DATA RECORDS –

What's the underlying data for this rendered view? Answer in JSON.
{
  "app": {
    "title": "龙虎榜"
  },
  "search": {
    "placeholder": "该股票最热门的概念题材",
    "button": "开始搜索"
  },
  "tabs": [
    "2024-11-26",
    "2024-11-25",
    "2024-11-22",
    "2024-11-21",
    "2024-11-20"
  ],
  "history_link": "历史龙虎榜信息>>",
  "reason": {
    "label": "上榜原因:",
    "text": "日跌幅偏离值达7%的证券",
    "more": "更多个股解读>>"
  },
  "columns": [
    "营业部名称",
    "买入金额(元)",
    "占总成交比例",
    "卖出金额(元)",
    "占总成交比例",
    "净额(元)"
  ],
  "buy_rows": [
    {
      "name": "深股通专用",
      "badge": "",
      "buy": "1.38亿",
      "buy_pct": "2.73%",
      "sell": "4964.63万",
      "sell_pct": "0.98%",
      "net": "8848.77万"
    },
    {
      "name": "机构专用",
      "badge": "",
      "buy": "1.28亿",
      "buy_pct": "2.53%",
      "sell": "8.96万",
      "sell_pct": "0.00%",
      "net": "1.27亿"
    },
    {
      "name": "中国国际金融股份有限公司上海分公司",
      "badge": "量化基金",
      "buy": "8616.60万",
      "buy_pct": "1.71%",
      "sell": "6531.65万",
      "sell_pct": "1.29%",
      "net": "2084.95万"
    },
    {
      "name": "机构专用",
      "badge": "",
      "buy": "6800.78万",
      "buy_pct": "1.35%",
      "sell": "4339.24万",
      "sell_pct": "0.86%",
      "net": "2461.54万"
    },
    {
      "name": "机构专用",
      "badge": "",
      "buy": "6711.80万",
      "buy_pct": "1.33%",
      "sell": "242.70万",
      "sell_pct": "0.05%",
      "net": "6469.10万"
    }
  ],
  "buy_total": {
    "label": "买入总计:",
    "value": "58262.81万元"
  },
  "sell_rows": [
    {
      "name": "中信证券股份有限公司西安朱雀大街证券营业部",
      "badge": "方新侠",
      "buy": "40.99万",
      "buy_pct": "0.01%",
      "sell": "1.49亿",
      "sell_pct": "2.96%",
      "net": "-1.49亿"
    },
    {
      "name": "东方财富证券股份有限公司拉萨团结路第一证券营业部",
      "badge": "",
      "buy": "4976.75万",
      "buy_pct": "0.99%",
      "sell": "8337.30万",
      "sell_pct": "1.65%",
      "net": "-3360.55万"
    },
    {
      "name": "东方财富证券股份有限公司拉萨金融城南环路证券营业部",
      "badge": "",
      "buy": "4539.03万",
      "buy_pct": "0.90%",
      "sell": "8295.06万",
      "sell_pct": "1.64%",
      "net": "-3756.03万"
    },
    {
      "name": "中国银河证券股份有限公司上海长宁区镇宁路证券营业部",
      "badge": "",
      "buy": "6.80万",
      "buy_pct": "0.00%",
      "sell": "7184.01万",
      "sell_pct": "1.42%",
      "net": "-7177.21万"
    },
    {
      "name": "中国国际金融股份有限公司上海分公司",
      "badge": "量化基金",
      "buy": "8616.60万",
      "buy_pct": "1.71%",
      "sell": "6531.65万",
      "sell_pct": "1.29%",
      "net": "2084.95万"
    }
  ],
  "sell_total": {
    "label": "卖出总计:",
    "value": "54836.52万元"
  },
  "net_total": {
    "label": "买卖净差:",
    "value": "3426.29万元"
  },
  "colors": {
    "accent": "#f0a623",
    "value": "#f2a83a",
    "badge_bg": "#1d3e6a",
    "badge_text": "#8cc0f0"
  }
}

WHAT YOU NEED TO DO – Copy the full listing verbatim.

ANSWER BOX –
What's the underlying data for this rendered view? Answer in JSON.
{
  "app": {
    "title": "龙虎榜"
  },
  "search": {
    "placeholder": "该股票最热门的概念题材",
    "button": "开始搜索"
  },
  "tabs": [
    "2024-11-26",
    "2024-11-25",
    "2024-11-22",
    "2024-11-21",
    "2024-11-20"
  ],
  "history_link": "历史龙虎榜信息>>",
  "reason": {
    "label": "上榜原因:",
    "text": "日跌幅偏离值达7%的证券",
    "more": "更多个股解读>>"
  },
  "columns": [
    "营业部名称",
    "买入金额(元)",
    "占总成交比例",
    "卖出金额(元)",
    "占总成交比例",
    "净额(元)"
  ],
  "buy_rows": [
    {
      "name": "深股通专用",
      "badge": "",
      "buy": "1.38亿",
      "buy_pct": "2.73%",
      "sell": "4964.63万",
      "sell_pct": "0.98%",
      "net": "8848.77万"
    },
    {
      "name": "机构专用",
      "badge": "",
      "buy": "1.28亿",
      "buy_pct": "2.53%",
      "sell": "8.96万",
      "sell_pct": "0.00%",
      "net": "1.27亿"
    },
    {
      "name": "中国国际金融股份有限公司上海分公司",
      "badge": "量化基金",
      "buy": "8616.60万",
      "buy_pct": "1.71%",
      "sell": "6531.65万",
      "sell_pct": "1.29%",
      "net": "2084.95万"
    },
    {
      "name": "机构专用",
      "badge": "",
      "buy": "6800.78万",
      "buy_pct": "1.35%",
      "sell": "4339.24万",
      "sell_pct": "0.86%",
      "net": "2461.54万"
    },
    {
      "name": "机构专用",
      "badge": "",
      "buy": "6711.80万",
      "buy_pct": "1.33%",
      "sell": "242.70万",
      "sell_pct": "0.05%",
      "net": "6469.10万"
    }
  ],
  "buy_total": {
    "label": "买入总计:",
    "value": "58262.81万元"
  },
  "sell_rows": [
    {
      "name": "中信证券股份有限公司西安朱雀大街证券营业部",
      "badge": "方新侠",
      "buy": "40.99万",
      "buy_pct": "0.01%",
      "sell": "1.49亿",
      "sell_pct": "2.96%",
      "net": "-1.49亿"
    },
    {
      "name": "东方财富证券股份有限公司拉萨团结路第一证券营业部",
      "badge": "",
      "buy": "4976.75万",
      "buy_pct": "0.99%",
      "sell": "8337.30万",
      "sell_pct": "1.65%",
      "net": "-3360.55万"
    },
    {
      "name": "东方财富证券股份有限公司拉萨金融城南环路证券营业部",
      "badge": "",
      "buy": "4539.03万",
      "buy_pct": "0.90%",
      "sell": "8295.06万",
      "sell_pct": "1.64%",
      "net": "-3756.03万"
    },
    {
      "name": "中国银河证券股份有限公司上海长宁区镇宁路证券营业部",
      "badge": "",
      "buy": "6.80万",
      "buy_pct": "0.00%",
      "sell": "7184.01万",
      "sell_pct": "1.42%",
      "net": "-7177.21万"
    },
    {
      "name": "中国国际金融股份有限公司上海分公司",
      "badge": "量化基金",
      "buy": "8616.60万",
      "buy_pct": "1.71%",
      "sell": "6531.65万",
      "sell_pct": "1.29%",
      "net": "2084.95万"
    }
  ],
  "sell_total": {
    "label": "卖出总计:",
    "value": "54836.52万元"
  },
  "net_total": {
    "label": "买卖净差:",
    "value": "3426.29万元"
  },
  "colors": {
    "accent": "#f0a623",
    "value": "#f2a83a",
    "badge_bg": "#1d3e6a",
    "badge_text": "#8cc0f0"
  }
}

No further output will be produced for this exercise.